◆ DATASET CONTENT ◆
=======
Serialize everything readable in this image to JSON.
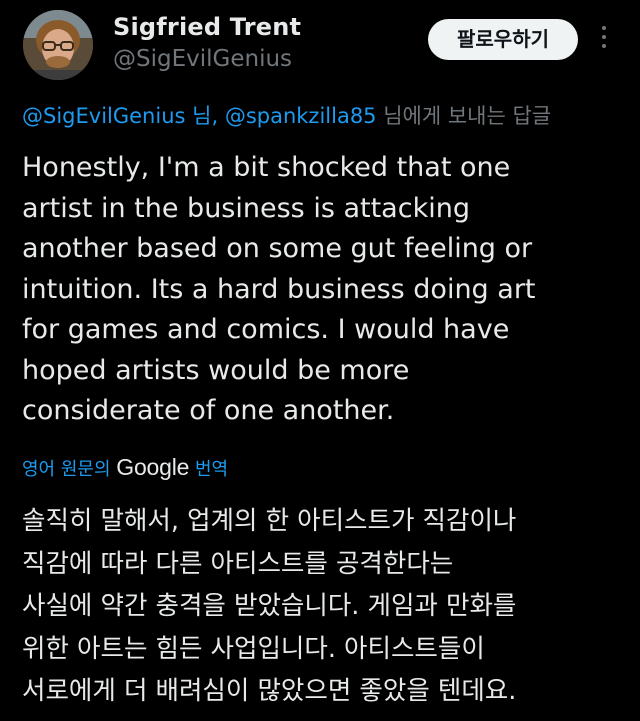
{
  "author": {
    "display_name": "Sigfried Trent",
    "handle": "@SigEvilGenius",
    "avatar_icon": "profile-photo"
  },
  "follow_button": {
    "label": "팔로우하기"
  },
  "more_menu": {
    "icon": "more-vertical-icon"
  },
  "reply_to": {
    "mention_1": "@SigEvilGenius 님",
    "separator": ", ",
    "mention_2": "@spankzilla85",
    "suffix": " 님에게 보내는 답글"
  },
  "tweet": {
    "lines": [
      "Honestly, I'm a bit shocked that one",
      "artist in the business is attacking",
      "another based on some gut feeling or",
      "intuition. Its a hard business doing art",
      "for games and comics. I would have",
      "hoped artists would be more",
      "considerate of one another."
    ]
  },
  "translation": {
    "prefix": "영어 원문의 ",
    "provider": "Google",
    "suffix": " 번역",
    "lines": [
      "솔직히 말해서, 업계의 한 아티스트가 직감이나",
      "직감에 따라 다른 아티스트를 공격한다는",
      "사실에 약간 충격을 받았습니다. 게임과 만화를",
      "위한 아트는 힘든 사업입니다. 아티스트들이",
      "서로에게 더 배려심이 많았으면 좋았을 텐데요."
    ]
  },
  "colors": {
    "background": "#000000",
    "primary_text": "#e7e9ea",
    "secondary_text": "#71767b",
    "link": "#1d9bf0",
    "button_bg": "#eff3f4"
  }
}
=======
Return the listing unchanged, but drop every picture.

Serialize everything readable in this image to JSON.
{
  "author": {
    "display_name": "Sigfried Trent",
    "handle": "@SigEvilGenius",
    "avatar_icon": "profile-photo"
  },
  "follow_button": {
    "label": "팔로우하기"
  },
  "more_menu": {
    "icon": "more-vertical-icon"
  },
  "reply_to": {
    "mention_1": "@SigEvilGenius 님",
    "separator": ", ",
    "mention_2": "@spankzilla85",
    "suffix": " 님에게 보내는 답글"
  },
  "tweet": {
    "lines": [
      "Honestly, I'm a bit shocked that one",
      "artist in the business is attacking",
      "another based on some gut feeling or",
      "intuition. Its a hard business doing art",
      "for games and comics. I would have",
      "hoped artists would be more",
      "considerate of one another."
    ]
  },
  "translation": {
    "prefix": "영어 원문의 ",
    "provider": "Google",
    "suffix": " 번역",
    "lines": [
      "솔직히 말해서, 업계의 한 아티스트가 직감이나",
      "직감에 따라 다른 아티스트를 공격한다는",
      "사실에 약간 충격을 받았습니다. 게임과 만화를",
      "위한 아트는 힘든 사업입니다. 아티스트들이",
      "서로에게 더 배려심이 많았으면 좋았을 텐데요."
    ]
  },
  "colors": {
    "background": "#000000",
    "primary_text": "#e7e9ea",
    "secondary_text": "#71767b",
    "link": "#1d9bf0",
    "button_bg": "#eff3f4"
  }
}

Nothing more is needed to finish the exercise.